Mishra showed the batsmen how to bat: Farokh Engineer
Manchester-based Farokh Engineer was not at the Oval on Monday and he's probably happy to miss the Test as India provided England a 4-0 series win on a platter after much hope in the first session of play on Day Five of the final Test.
Manchester-based Farokh Engineer was not at the Oval on Monday and he's probably happy to miss the Test as India provided England a 4-0 series win on a platter after much hope in the first session of play on Day Five of the final Test. "At least they put up a fight," was former stumper Engineer's first reaction to India's innings defeat.
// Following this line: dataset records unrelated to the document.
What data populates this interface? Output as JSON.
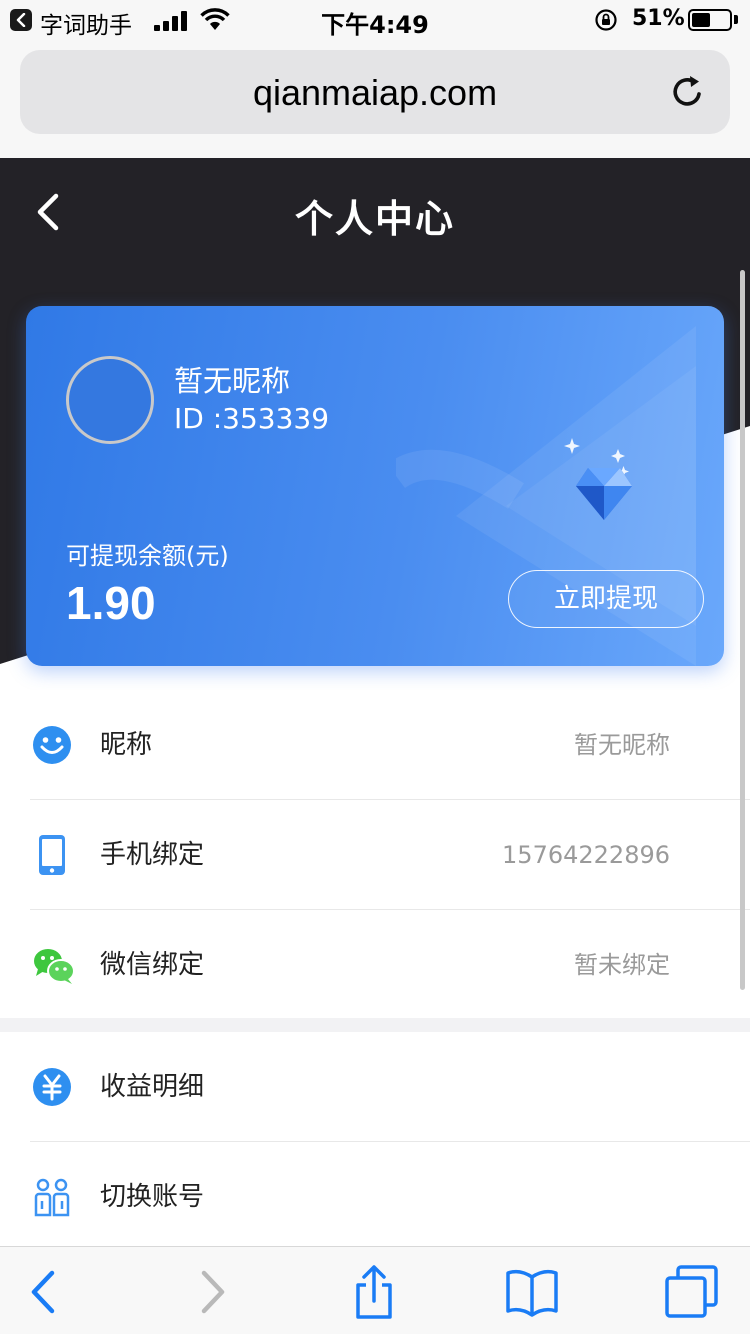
{
  "status_bar": {
    "app_name": "字词助手",
    "time": "下午4:49",
    "battery_percent_text": "51%",
    "battery_level": 0.51
  },
  "browser": {
    "url": "qianmaiap.com"
  },
  "header": {
    "title": "个人中心"
  },
  "user_card": {
    "nickname": "暂无昵称",
    "user_id": "ID :353339",
    "balance_label": "可提现余额(元)",
    "balance_value": "1.90",
    "withdraw_label": "立即提现"
  },
  "account_list": [
    {
      "icon": "smiley-icon",
      "label": "昵称",
      "value": "暂无昵称"
    },
    {
      "icon": "phone-icon",
      "label": "手机绑定",
      "value": "15764222896"
    },
    {
      "icon": "wechat-icon",
      "label": "微信绑定",
      "value": "暂未绑定"
    }
  ],
  "action_list": [
    {
      "icon": "yuan-icon",
      "label": "收益明细"
    },
    {
      "icon": "switch-account-icon",
      "label": "切换账号"
    }
  ],
  "colors": {
    "header_bg": "#232227",
    "card_blue": "#3079e6",
    "icon_blue": "#2e8ff0",
    "wechat_green": "#3ec73e"
  }
}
Indeed they fared better, by scoring reaching the 300-run mark in both innings, but Engineer lamented the batting in the post lunch session when India lost seven wickets for 21 runs.
He felt Sachin Tendulkar was unlucky to be adjudged leg before wicket by Australian umpire Rod Tucker for 91 and praised Amit Mishra for his guts and gumption which got him a Test best of 84. But Engineer was amazed how the rest succumbed. "This was like an Indian wicket to bat on. Some of them just didn't put up a fight. We are a proud nation. I was confident that we would save the game," he told MiD DAY.
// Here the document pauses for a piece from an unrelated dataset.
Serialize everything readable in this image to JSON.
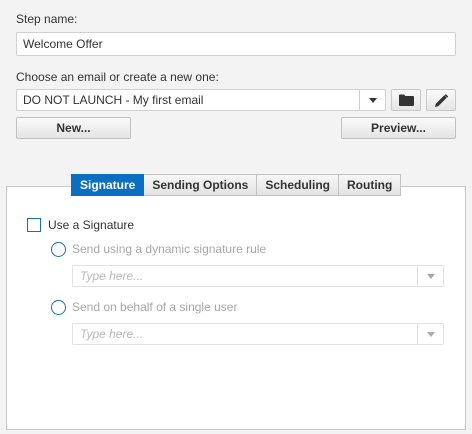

"Mishra surely showed some of the better batsmen in the team how to bat. They should hang their heads in shame," added Engineer, who will be a Channel Two commentator during the limited overs series. He reckoned the Indian board was wrong in not agreeing to the Decision Review System for leg before calls: "Sachin would have probably been given not out... who knows."
Engineer was surprised to learn about Virender Sehwag and Ishant Sharma going home and thus missing the one-dayers. "From where did all these injuries come from? I have played with broken fingers. Surely, you could have stayed on and played the one-day series," he stressed.
Meanwhile, London-based cricket historian and writer Mihir Bose, whose book, History of Indian Cricket was published and highly acclaimed in this country, reckoned India's 0-4 loss is worse than the 0-3 hammering Ajit Wadekar's team suffered at the hands of Mike Denness' Englishmen in 1974. "India were not the No 1 team then and we had a chance of winning one of those Tests.
Indian cricket has never received so much publicity in the 40 years I have lived in this country, but sorry to say, all of it has been negative. For me, the sad part is to see an English spinner being better than an Indian one," rued Bose. Off-spinner Graeme Swann claimed six wickets in an innings.
Qamar Ahmed, a veteran Pakistani journalist who covered this series, reckoned the spot-fixing-tainted Pakistani team fared much better in England last year than M S Dhoni's Indians. "At least they won two Tests - one each against England and Australia," said Ahmed.